I kept asking myself, where was his father? Why hadn’t he been interviewed? Why hadn’t he called out through the media for his son to surrender?
- Lonnie Poindexter
The tragic event that took place Easter Sunday in Cleveland, Ohio, haunts me in that I know all too well the importance of a father and patriarch in the family.
Steve Stephens, a 37-year-old troubled man saddled with gambling debts and grieving over the loss of a longtime girlfriend, took it upon himself to unleash his personal pain on a man who was a father, grandfather and great-grandfather.
That patriarch was Robert Godwin Sr., a 74-year-old retiree who was picking up discarded aluminum cans – a hobby of his – after eating Easter dinner with his family. While collecting cans, Godwin was approached by Stephens; Stephens asked Godwin if he knew a woman named Joy Lane. He told Godwin to repeat her name, then shot Godwin at point blank range while telling him it was because of Joy Lane – Stephens’ estranged girlfriend – that he was doing this. Stephens recorded the whole gruesome event using Facebook Live and was heard at the beginning of the video saying he was going to “kill this old guy.”
As the nationwide manhunt ensued and the media interviewed members of both Godwin’s family and Stephens’ family, it occurred to me that no mention had been made of Stephens’ father. In an interview with his mother Maggie Green, she said Stephens had visited her prior to the shooting, said goodbye, and told her this would be the last time she would see him. She told the press that she told him not “to go and do anything stupid.”
As I pondered the horrid event, I watched how Godwin’s family rallied together when they heard the news. I watched as a local Fox affiliate interviewed one family member after another – his son Robert Jr., his daughter Debbie, even his grandchildren. They all expressed the love they had for their patriarch. Godwin had 9 children, 14 grandchildren, and multiple great-grandchildren. It was obvious they all loved him deeply, and it was evident by the pain on their faces and in their voices that his death was a tragic loss.
Now contrast that with Stephens. After being chased by police once his whereabouts were known, Stephens killed himself. No doubt his suicide is a loss to his family as well as his estranged girlfriend who said he was good to her children. Also his mother, friends, and associates expressed their sadness over his heinous act and death.
I kept asking myself, where was his father? Why hadn’t he been interviewed? Why hadn’t he called out through the media for his son to surrender? I scoured the web looking for any reference to his dad being in his life but I could find nothing.
Stephens was obviously a troubled young man. Mounting gambling debts, a bankruptcy filed, and the breakup of the relationship with his longtime girlfriend were no doubt troubling him. He mentioned in his Facebook ramblings that even his mother didn’t care. After seeing numerous pictures of him in media, I wondered how a grown man wears arched eyebrows.

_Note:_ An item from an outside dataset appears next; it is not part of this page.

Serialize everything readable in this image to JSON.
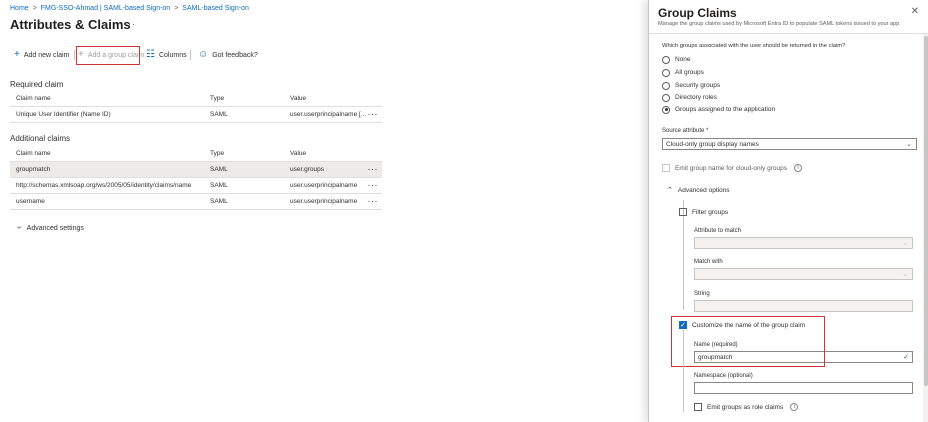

I sense that the core of Stephens issues was his inability to navigate the rougher patches in life or what I call critical thinking. I was taught critical thinking by my father. He taught me how to stand firm during difficult circumstances and “calm down and think things through son” as he would put it to me whenever I was distressed by the tribulations of life. My father also taught me by example. I watched him do that “man thing” day in day and out during my formative years.
I remember when in my 30’s and a budding entrepreneur I had fallen in love with a beautiful young lady who seemed to adore me. But our relationship had gotten rocky and she eventually broke up with me. Distraught I asked my father, “Dad do you think she loved me?” He put his arm around my shoulder, chuckled and told me, “Yeah, I think she loved you son. She just didn’t love the fact you didn’t have any money anymore.” You see, our business had fallen on hard times, and my business partner and I had to tighten our belts. So I could no longer afford to take her to dinner at fancy restaurants and buy her nice things. My dad then gave me a big hug and told me I would hurt for a little bit but I would be alright. He was right, I got over the hurt and moved on with my young life and learned that no matter how bad I felt or how I had been wronged. This too would pass. He taught me to learn from my mistakes and persevere. And that is the key to a successful life.
My dad coached me through many rough patches in life and still coaches me today. One of his favorite sayings is, “You have bigger fish to fry, son. Don’t sweat the small stuff.” That was/is his way of saying stay focused on your goals. His keys to success are very simple and what I live by today: 1) Faith in God 2) Stay focused on your goals. 3) Don’t sweat the small stuff (because you have bigger fish to fry).
If I was Stephens father I would have been shouting from the roof tops and on every channel on TV, “Son turn yourself in. You have bigger fish to fry”. Better yet, If I had been Stephens father he would have never committed that heinous crime in the first place because I would have taught him critical thinking from the time he was a little boy. I would have taught him my dad’s 3 keys to success.
Prayers for both the Godwin and Stephens family for strength, healing and forgiveness. This tragic event is the byproduct of the fatherless generation.